While gig work has the merit of a free style of work, it also has its challenges. While workers can earn an increasing amount by tackling multiple jobs efficiently, their income will not grow in cases where their work is wasted.

Voices of dissatisfaction among delivery workers in Hachioji increased from late last year. Although it was largely determined that cyclists would get jobs in relatively nearby areas while motorcyclists would get remote orders, more cyclists were also assigned the latter.

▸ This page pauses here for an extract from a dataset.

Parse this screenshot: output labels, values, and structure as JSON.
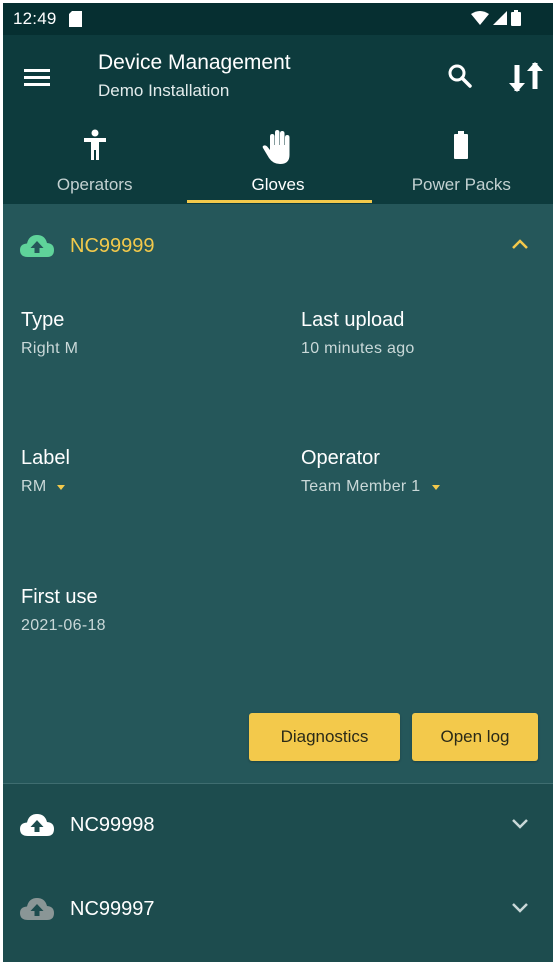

Unlike in the heart of Tokyo, where delivery agents can take a range of orders by moving from one delivery location to the next while traveling a short distance, it is difficult to continue taking jobs in nearby areas in the suburbs. Often times, to get the next order, delivery workers have to go back to the city center, where the restaurants congregate, and travel a long distance. The number of orders that can be physically processed is limited.

Although it varies by region, the base wage for Uber Eats is several hundred yen (roughly several dollars) per order, and additional payment will be made depending on the time period and weather. However, the amount of the additional fee largely depends on the company’s decision. Taira touched that reality and said, “I have complex feelings mixed with appreciation for Uber.”

While Uber allows contract jobs that an employee can do individually in their spare time, whenever they want, the unit price is low and workers have to take on many jobs. The hotel clerk, who apparently also delivers on weekends, said, “I have to do this, otherwise I won’t be able to supplement the drop in my income, and most of all, I worry when I’m not working.” in a way. “Although his contract with the hotel is renewed in March, he doesn’t expect the company’s performance to recover by then.” I wouldn’t be surprised if they fired me. I would like to make money if I can. ”

The taxi driver also started working more hours than he got used to in the job. About last fall, he started working more than 12 hours a day, starting at 8 or 9 a.m. Eventually he suffered knee pain with worn cartilage.

“I wonder if it has to do with my age. My wife asked me how my knee was doing. It must be her way of asking how long I’m going to do this,” the man said. Although he wants to get back to his main occupation, people have not yet returned to the entertainment district near Shinjuku Station, which the driver relied on for a major source of income.

The men step further and shoulder not only the large delivery bags, but also the bitter needs of their lives.

(Japanese original by Daisuke Oka, Integrated Digital News Center and Satoshi Fukutomi, Kyoto Bureau)